- [DATA EXCERPTS]:

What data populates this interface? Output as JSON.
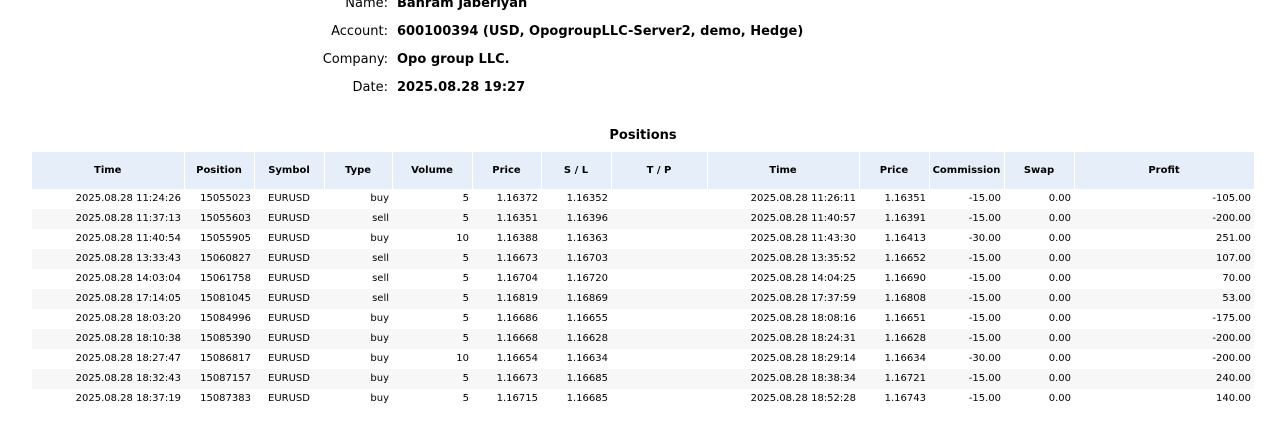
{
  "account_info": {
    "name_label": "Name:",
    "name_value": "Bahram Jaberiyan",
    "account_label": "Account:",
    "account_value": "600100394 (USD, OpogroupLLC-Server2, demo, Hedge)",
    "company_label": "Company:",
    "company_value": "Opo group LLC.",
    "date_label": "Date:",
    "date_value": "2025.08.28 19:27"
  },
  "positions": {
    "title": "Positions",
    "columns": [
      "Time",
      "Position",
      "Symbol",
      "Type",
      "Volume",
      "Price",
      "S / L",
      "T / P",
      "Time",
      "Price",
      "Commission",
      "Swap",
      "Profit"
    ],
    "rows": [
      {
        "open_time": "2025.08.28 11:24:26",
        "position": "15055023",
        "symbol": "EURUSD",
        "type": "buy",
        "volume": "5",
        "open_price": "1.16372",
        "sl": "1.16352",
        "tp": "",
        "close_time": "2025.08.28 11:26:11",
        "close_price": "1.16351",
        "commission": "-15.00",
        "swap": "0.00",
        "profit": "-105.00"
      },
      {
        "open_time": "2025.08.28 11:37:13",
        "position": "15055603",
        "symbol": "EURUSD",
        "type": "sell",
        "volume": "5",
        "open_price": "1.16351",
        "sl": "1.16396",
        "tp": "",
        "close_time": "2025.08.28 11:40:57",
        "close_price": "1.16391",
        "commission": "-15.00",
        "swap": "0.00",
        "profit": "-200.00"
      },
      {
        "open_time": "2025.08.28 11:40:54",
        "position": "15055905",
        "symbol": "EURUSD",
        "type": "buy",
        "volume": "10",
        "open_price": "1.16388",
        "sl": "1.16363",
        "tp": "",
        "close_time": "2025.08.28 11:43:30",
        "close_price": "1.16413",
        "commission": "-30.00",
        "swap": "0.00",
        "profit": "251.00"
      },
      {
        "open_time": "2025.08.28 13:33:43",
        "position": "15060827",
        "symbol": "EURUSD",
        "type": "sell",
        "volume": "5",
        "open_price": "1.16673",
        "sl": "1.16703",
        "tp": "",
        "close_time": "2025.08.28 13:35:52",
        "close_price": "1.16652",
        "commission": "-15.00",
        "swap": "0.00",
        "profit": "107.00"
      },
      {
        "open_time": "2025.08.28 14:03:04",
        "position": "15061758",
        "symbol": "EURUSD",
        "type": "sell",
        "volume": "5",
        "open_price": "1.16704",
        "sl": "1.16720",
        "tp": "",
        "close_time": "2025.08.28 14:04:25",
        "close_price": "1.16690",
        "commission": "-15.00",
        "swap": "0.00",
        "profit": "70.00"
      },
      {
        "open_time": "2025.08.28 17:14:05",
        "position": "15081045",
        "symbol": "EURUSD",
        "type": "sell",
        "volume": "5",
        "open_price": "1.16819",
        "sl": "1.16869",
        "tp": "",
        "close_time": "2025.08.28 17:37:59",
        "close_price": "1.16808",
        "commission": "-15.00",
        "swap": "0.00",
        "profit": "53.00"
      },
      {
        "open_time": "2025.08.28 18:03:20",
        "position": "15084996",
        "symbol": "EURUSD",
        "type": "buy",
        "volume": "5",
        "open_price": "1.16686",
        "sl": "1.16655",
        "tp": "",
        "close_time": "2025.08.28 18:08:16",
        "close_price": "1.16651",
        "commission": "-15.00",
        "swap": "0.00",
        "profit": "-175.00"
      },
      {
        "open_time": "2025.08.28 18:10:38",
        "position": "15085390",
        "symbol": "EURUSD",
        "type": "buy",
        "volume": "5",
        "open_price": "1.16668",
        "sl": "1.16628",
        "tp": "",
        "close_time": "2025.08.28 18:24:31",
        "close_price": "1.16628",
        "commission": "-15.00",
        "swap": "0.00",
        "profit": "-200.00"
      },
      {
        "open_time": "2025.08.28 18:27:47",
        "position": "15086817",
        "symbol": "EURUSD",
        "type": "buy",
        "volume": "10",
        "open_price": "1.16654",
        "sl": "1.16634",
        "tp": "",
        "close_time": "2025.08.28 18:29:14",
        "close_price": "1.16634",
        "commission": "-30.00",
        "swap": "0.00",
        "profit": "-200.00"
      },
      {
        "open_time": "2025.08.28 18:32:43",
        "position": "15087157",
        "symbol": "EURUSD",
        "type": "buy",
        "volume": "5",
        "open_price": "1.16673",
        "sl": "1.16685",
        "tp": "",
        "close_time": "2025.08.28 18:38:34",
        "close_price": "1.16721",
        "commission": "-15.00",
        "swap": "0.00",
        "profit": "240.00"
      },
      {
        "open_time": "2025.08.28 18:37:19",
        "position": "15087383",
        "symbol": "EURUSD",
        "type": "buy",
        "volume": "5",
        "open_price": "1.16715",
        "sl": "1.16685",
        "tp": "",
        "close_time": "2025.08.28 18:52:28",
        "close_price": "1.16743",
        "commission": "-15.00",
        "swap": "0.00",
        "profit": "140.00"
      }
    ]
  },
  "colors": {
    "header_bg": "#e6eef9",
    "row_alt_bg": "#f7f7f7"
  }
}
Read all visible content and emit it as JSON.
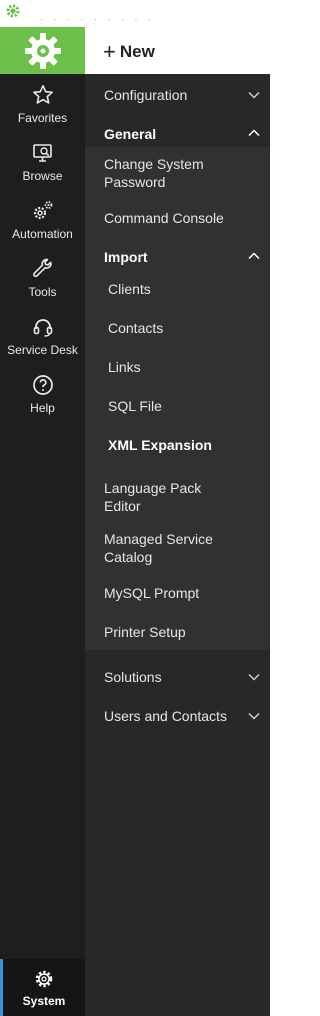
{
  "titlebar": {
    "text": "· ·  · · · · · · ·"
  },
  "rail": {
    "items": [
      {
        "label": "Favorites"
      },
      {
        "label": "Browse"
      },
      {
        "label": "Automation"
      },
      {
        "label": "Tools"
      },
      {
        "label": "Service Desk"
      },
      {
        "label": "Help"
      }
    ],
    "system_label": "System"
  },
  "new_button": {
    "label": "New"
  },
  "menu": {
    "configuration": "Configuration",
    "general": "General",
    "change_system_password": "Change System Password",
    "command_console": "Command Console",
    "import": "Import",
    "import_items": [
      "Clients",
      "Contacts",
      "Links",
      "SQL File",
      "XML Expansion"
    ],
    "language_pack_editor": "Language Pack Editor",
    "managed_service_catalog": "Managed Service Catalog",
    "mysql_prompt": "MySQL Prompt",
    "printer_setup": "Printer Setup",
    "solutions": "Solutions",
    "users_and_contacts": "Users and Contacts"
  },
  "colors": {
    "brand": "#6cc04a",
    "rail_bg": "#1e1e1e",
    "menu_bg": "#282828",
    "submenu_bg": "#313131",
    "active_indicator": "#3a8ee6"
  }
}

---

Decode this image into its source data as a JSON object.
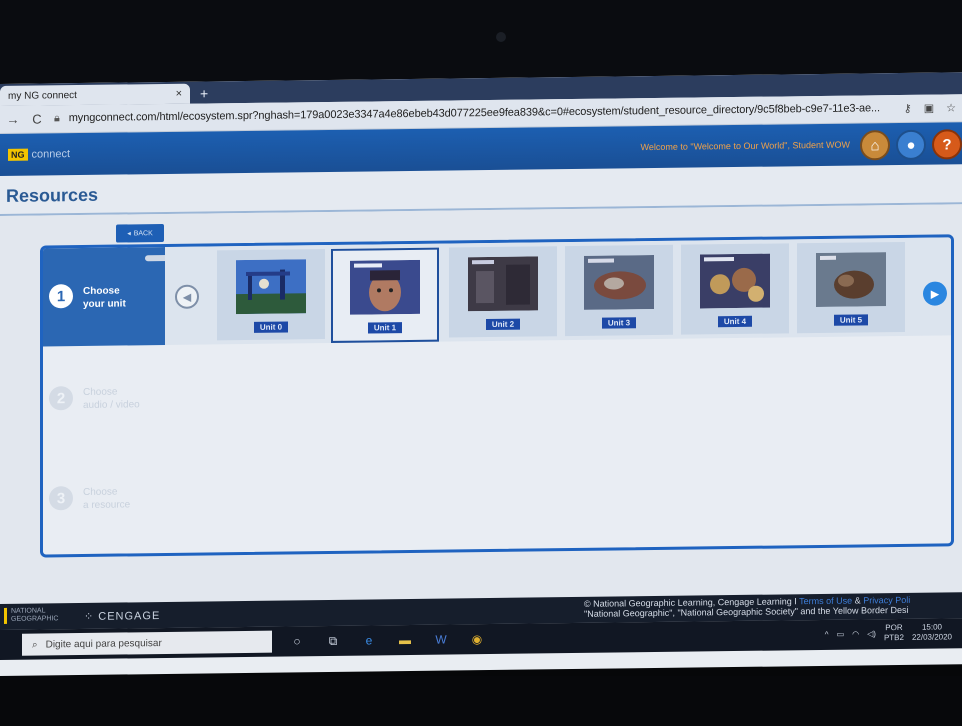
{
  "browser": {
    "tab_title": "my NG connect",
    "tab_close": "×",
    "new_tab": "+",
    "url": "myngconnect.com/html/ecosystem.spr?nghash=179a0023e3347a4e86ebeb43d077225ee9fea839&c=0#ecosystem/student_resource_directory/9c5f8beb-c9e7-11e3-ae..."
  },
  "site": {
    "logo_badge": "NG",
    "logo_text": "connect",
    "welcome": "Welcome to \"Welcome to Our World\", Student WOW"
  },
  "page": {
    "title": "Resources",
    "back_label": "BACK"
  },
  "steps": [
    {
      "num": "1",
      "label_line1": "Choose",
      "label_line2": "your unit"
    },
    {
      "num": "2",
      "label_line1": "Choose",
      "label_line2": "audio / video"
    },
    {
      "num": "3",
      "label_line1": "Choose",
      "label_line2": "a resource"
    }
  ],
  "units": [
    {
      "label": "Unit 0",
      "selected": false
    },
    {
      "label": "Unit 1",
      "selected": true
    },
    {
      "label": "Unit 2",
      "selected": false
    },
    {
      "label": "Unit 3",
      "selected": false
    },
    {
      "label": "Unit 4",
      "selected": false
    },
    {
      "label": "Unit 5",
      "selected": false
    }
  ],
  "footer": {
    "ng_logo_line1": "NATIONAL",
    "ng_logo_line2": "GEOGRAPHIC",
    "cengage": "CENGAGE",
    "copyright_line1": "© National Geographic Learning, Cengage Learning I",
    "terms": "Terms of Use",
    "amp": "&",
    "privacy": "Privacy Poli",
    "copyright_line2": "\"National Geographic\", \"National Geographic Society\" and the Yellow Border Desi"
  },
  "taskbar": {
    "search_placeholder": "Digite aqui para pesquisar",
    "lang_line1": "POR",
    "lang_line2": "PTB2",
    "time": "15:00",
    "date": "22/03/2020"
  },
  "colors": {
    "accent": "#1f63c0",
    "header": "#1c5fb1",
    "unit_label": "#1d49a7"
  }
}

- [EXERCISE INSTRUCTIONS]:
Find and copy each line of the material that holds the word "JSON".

- [SOLUTION TO THIS PROBLEM]:
What data populates this interface? Output as JSON.
Read all visible content and emit it as JSON.
Decode this image into its source data as a JSON object.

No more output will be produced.